Based on their analysis, Professor Henneberg and Mr You determined that the 10 countries with the lowest opportunities for natural selection (among the "better" countries of the world) are: Iceland, Singapore, Japan, Switzerland, Sweden, Luxembourg, Germany, Italy, Cyprus, and Andorra.
The 10 countries with highest opportunities for natural selection (among the "worse off" countries of the world): Burkina Faso, Chad, Central African Republic, Afghanistan, Somalia, Sierra Leone, Democratic Republic of the Congo, Guinea-Bissau, Burundi, and Cameroon.
The researchers found that the rate of most cancers in the 10 best countries was greater than in the 10 worst countries:
Testicular cancer 14 times higher incidence in the top 10 best countries

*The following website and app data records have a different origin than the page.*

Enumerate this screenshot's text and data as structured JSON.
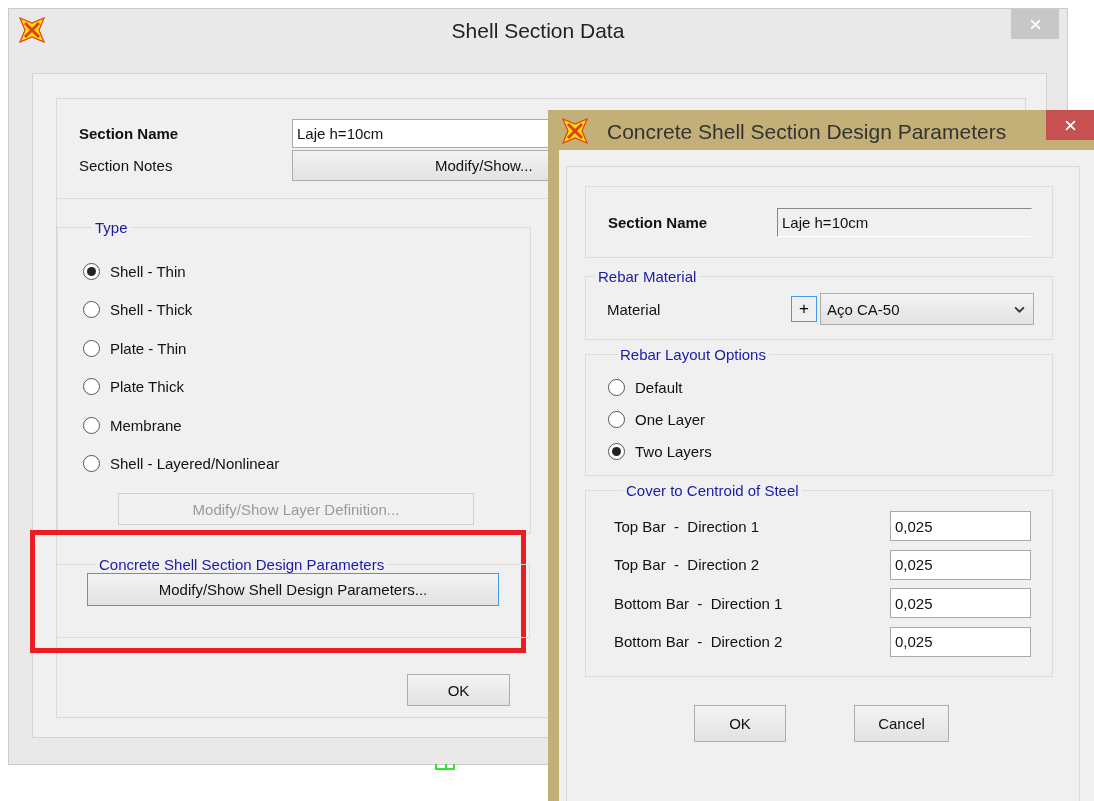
{
  "main_window": {
    "title": "Shell Section Data",
    "section_name_label": "Section Name",
    "section_name_value": "Laje h=10cm",
    "section_notes_label": "Section Notes",
    "section_notes_button": "Modify/Show...",
    "type_group": {
      "title": "Type",
      "options": [
        {
          "label": "Shell - Thin",
          "selected": true
        },
        {
          "label": "Shell - Thick",
          "selected": false
        },
        {
          "label": "Plate - Thin",
          "selected": false
        },
        {
          "label": "Plate Thick",
          "selected": false
        },
        {
          "label": "Membrane",
          "selected": false
        },
        {
          "label": "Shell - Layered/Nonlinear",
          "selected": false
        }
      ],
      "layer_button": {
        "label": "Modify/Show Layer Definition...",
        "disabled": true
      }
    },
    "design_group": {
      "title": "Concrete Shell Section Design Parameters",
      "button": "Modify/Show Shell Design Parameters...",
      "highlighted": true
    },
    "ok_button": "OK"
  },
  "dialog": {
    "title": "Concrete Shell Section Design Parameters",
    "section_name_label": "Section Name",
    "section_name_value": "Laje h=10cm",
    "rebar_material": {
      "title": "Rebar Material",
      "label": "Material",
      "add_button": "+",
      "value": "Aço CA-50"
    },
    "layout_options": {
      "title": "Rebar Layout Options",
      "options": [
        {
          "label": "Default",
          "selected": false
        },
        {
          "label": "One Layer",
          "selected": false
        },
        {
          "label": "Two Layers",
          "selected": true
        }
      ]
    },
    "cover": {
      "title": "Cover to Centroid of Steel",
      "rows": [
        {
          "label": "Top Bar  -  Direction 1",
          "value": "0,025"
        },
        {
          "label": "Top Bar  -  Direction 2",
          "value": "0,025"
        },
        {
          "label": "Bottom Bar  -  Direction 1",
          "value": "0,025"
        },
        {
          "label": "Bottom Bar  -  Direction 2",
          "value": "0,025"
        }
      ]
    },
    "buttons": [
      "OK",
      "Cancel"
    ]
  }
}
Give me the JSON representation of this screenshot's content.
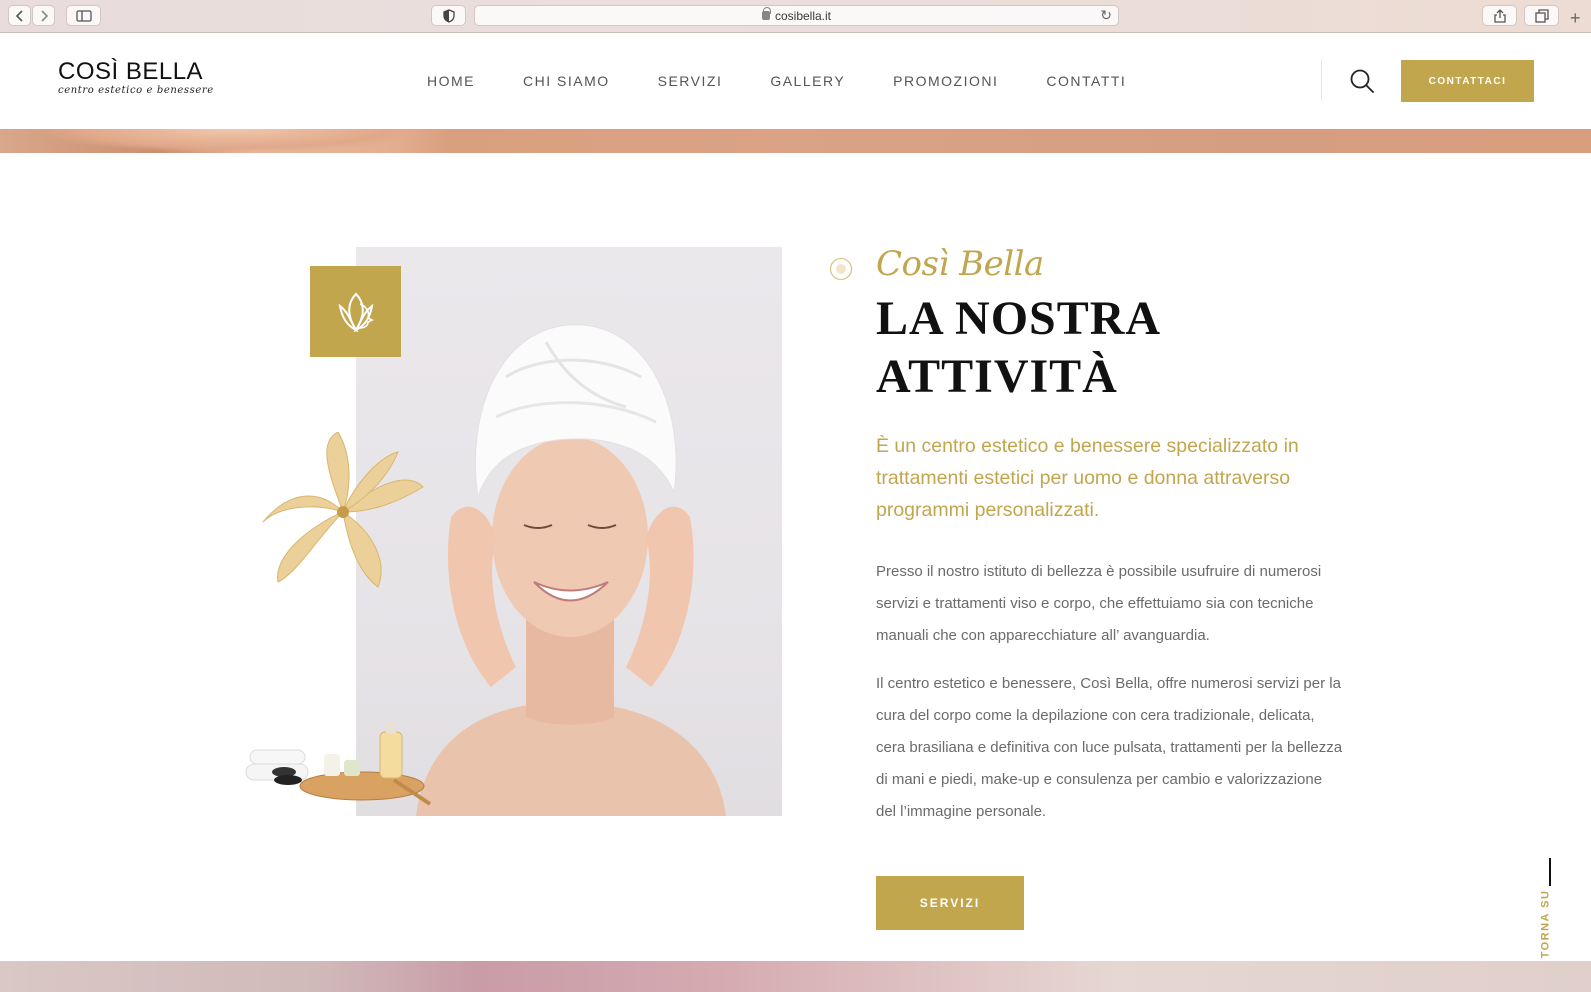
{
  "browser": {
    "url": "cosibella.it"
  },
  "header": {
    "logo_title": "COSÌ BELLA",
    "logo_subtitle": "centro estetico e benessere",
    "nav": [
      "HOME",
      "CHI SIAMO",
      "SERVIZI",
      "GALLERY",
      "PROMOZIONI",
      "CONTATTI"
    ],
    "cta_label": "CONTATTACI"
  },
  "about": {
    "script_title": "Così Bella",
    "title_line1": "LA NOSTRA",
    "title_line2": "ATTIVITÀ",
    "lead": "È un centro estetico e benessere specializzato in trattamenti estetici per uomo e donna attraverso programmi personalizzati.",
    "paragraph1": "Presso il nostro istituto di bellezza è possibile usufruire di numerosi servizi e trattamenti viso e corpo, che effettuiamo sia con tecniche manuali che con apparecchiature all’ avanguardia.",
    "paragraph2": "Il centro estetico e benessere, Così Bella, offre numerosi servizi per la cura del corpo come la depilazione con cera tradizionale, delicata, cera brasiliana e definitiva con luce pulsata, trattamenti per la bellezza di mani e piedi, make-up e consulenza per cambio e valorizzazione del l’immagine personale.",
    "button_label": "SERVIZI"
  },
  "back_to_top": "TORNA SU",
  "colors": {
    "accent": "#c2a64e",
    "text": "#6b6b6b",
    "heading": "#111111"
  }
}
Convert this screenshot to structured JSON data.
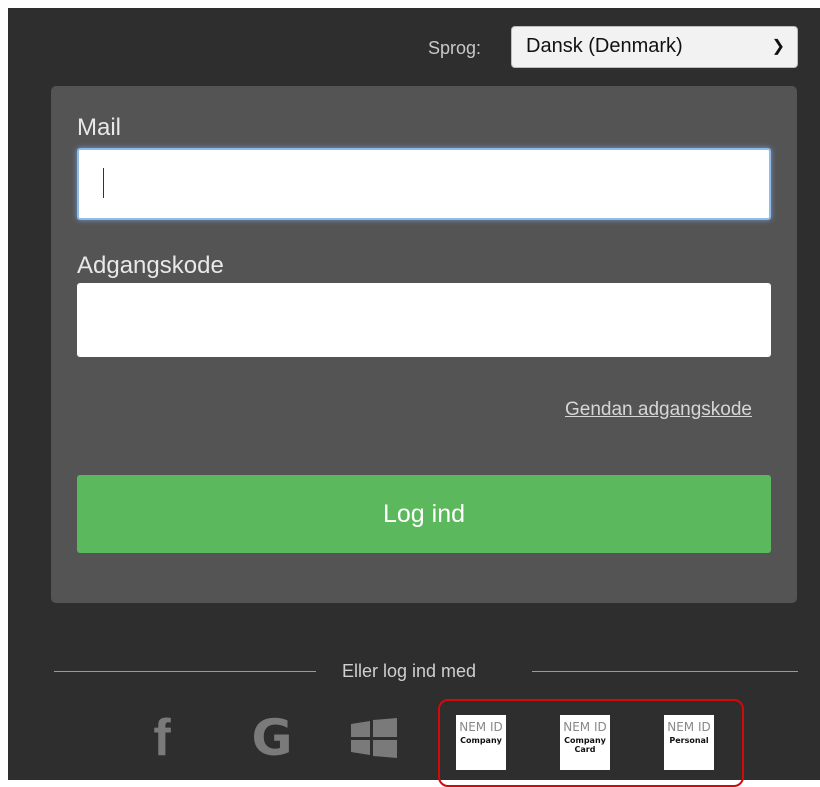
{
  "language": {
    "label": "Sprog:",
    "selected": "Dansk (Denmark)"
  },
  "login": {
    "mail_label": "Mail",
    "mail_value": "",
    "password_label": "Adgangskode",
    "password_value": "",
    "reset_link": "Gendan adgangskode",
    "submit_label": "Log ind"
  },
  "alt_login": {
    "divider_text": "Eller log ind med",
    "social": [
      {
        "icon": "facebook-icon",
        "glyph": "f"
      },
      {
        "icon": "google-icon",
        "glyph": "G"
      },
      {
        "icon": "windows-icon"
      }
    ],
    "nemid": [
      {
        "title": "NEM ID",
        "subtitle": "Company"
      },
      {
        "title": "NEM ID",
        "subtitle": "Company Card"
      },
      {
        "title": "NEM ID",
        "subtitle": "Personal"
      }
    ]
  },
  "colors": {
    "background": "#2e2e2e",
    "card": "#545454",
    "primary_button": "#5cb85c",
    "highlight_border": "#d20a0a"
  }
}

Lung cancer 12 times higher (smoking accounts for 50% of this cancer, the researchers say)
Skin melanoma 10 times higher
Brain cancer 6.5 times higher
Pancreatic cancer 5.1 higher
Prostate cancer 3.5 higher
Leukemia 3.5 higher
Breast cancer 2.7 times higher
Ovarian cancer 2 times higher
Only cervical cancer went the other way, with rates of cervical cancer five times higher among the 10 worst countries. "This may be because of poor hygiene in the 10 worst countries, which is especially important in cases of cervical cancer," Professor Henneberg says.
He says that having removed natural selection as the "janitor of the gene pool", our modern society is faced with a controversial issue: "It may be that the only way humankind can be rid of cancer once and for all is through genetic engineering – to repair our genes and take cancer out of the equation."
This research builds on Professor Henneberg's and Mr You's previous work investigating the global incidence of type 1 diabetes and obesity.